Take the 2-minute tour ×
Unix & Linux Stack Exchange is a question and answer site for users of Linux, FreeBSD and other Un*x-like operating systems.. It's 100% free, no registration required.

Is there a utility that I can stick in a pipeline to decouple read and write speeds?

$ producer | buf | consumer

Basically, I want a utility buf that reads its input as fast as possible, storing it in memory so consumer can take its sweet time while producer runs as fast as possible.

share|improve this question

4 Answers 4

The pv (pipe viewer) utility can do this (with the -B option) and a lot more, including giving you progress reports.

share|improve this answer
    
Is there a way to do this with an unbounded amount of data? As best as I can tell, I need to supply a number with -B and if the producer gets that far ahead of the consumer, the producer will slow down again. If you're in a situation where there are multiple consumers (producer | tee >(pv -cB $SIZE | consumer1) | pv -cB $SIZE2 | consumer2), this can cause slowdowns again. –  Daniel H Jun 17 '13 at 16:40
    
I've used pv hundreds of times and never knew this. Very awesome, Thank you! –  Rucent88 Aug 8 at 16:40

you can use dd:

producer | dd bs=64K | consumer

It's available on every unix.

share|improve this answer
    
+1 for using standard utility, although pv is probably is probably nicer to use (shows progress). –  Totor Mar 17 '13 at 15:17
    
Does that actually decouple the reading and writing speed? It seems like dd only stores one block at a time, so it would just delay everything by the amount of time it takes to produce the block size; please correct me if I'm wrong. Also, can this buffering be extended to unlimited size, or only whatever's entered for the block size? –  Daniel H Jun 17 '13 at 16:45

Take a look at mbuffer. It can buffer to memory or memory mapped file(-t/-T).

share|improve this answer
    
As I asked for the others, is there a way to tell it to buffer as much as is necessary, or does it have a maximum size? Is there a conceptual reason why most of these programs do have maximum sizes and don't, for example, use a linked list of smaller buffers (or any other arbitrary-size queue implementation)? –  Daniel H Jun 19 '13 at 22:11

This is basically a negative answer. It appears that neither dd, nor mbuffer, nor even pv works is all cases, in particular if the rate of data generated by the producer can vary a lot. I give some testcases below. After typing the command, wait for about 10 seconds, then type > (to go to the end of the data, i.e. wait for the end of the input).

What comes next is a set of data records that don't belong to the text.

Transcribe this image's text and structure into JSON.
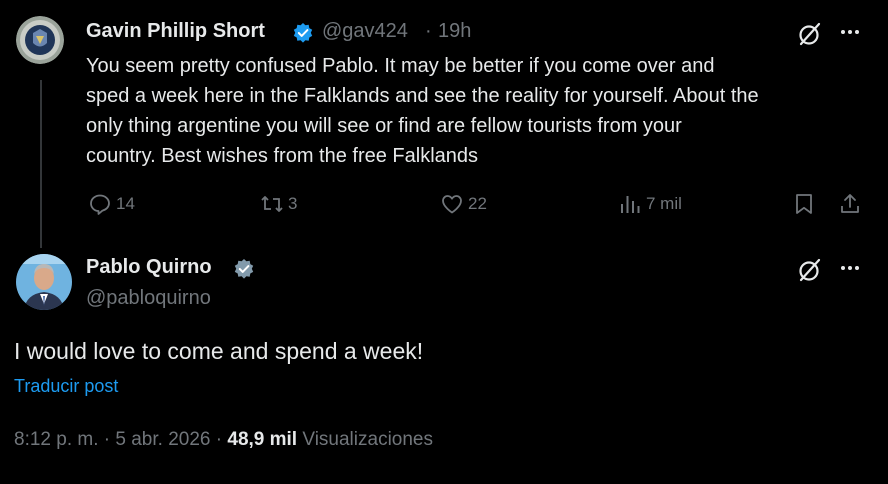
{
  "reply": {
    "author_name": "Gavin Phillip Short",
    "handle": "@gav424",
    "separator": "·",
    "time": "19h",
    "lines": [
      "You seem pretty confused Pablo. It may be better if you come over and",
      "sped a week here in the Falklands and see the reality for yourself. About the",
      "only thing argentine you will see or find are fellow tourists from your",
      "country. Best wishes from the free Falklands"
    ],
    "actions": {
      "replies": "14",
      "reposts": "3",
      "likes": "22",
      "views": "7 mil"
    }
  },
  "main_post": {
    "author_name": "Pablo Quirno",
    "handle": "@pabloquirno",
    "text": "I would love to come and spend a week!",
    "translate_label": "Traducir post",
    "time": "8:12 p. m.",
    "date": "5 abr. 2026",
    "separator": "·",
    "views_count": "48,9 mil",
    "views_label": "Visualizaciones"
  },
  "colors": {
    "background": "#000000",
    "text": "#e7e9ea",
    "muted": "#71767b",
    "link": "#1d9bf0",
    "verified": "#1d9bf0",
    "divider": "#333639"
  },
  "icons": [
    "reply-icon",
    "repost-icon",
    "like-icon",
    "views-icon",
    "bookmark-icon",
    "share-icon",
    "grok-icon",
    "more-icon",
    "verified-icon"
  ]
}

zsh -c 'echo foo0; sleep 3; \
        printf "Line %060d\n" {1..123456}; \
        echo foo1; sleep 5; \
        echo foo2' | dd bs=64K | less

Here, after typing >, one has to wait for 5 seconds, meaning that the producer (zsh script) has blocked before the sleep 5. Increasing the bs size to e.g. 32M doesn't change the behavior, though the 32MB buffer is large enough. I suspect that this is because dd blocks on output instead of going on with the input. Using oflag=nonblock is not a solution because this discards data.

zsh -c 'echo foo0; sleep 3; \
        printf "Line %060d\n" {1..123456}; \
        echo foo1; sleep 5; \
        echo foo2' | mbuffer -q | less

With mbuffer, the problem is that the first line (foo0) doesn't appear immediately. There doesn't seem to be any option to enable line-buffering on input.

zsh -c 'echo foo0; sleep 3; \
        printf "Line %060d\n" {1..123456}; \
        echo foo1; sleep 5; \
        echo foo2' | pv -q -B 32m | less

With pv, the behavior is similar to dd. Worse, I suspect that it does wrong things to the terminal since sometimes less can no longer receive input from the terminal; for instance, one cannot quit it with q.

share|improve this answer

Your Answer

 
discard

By posting your answer, you agree to the privacy policy and terms of service.

Not the answer you're looking for? Browse other questions tagged or ask your own question.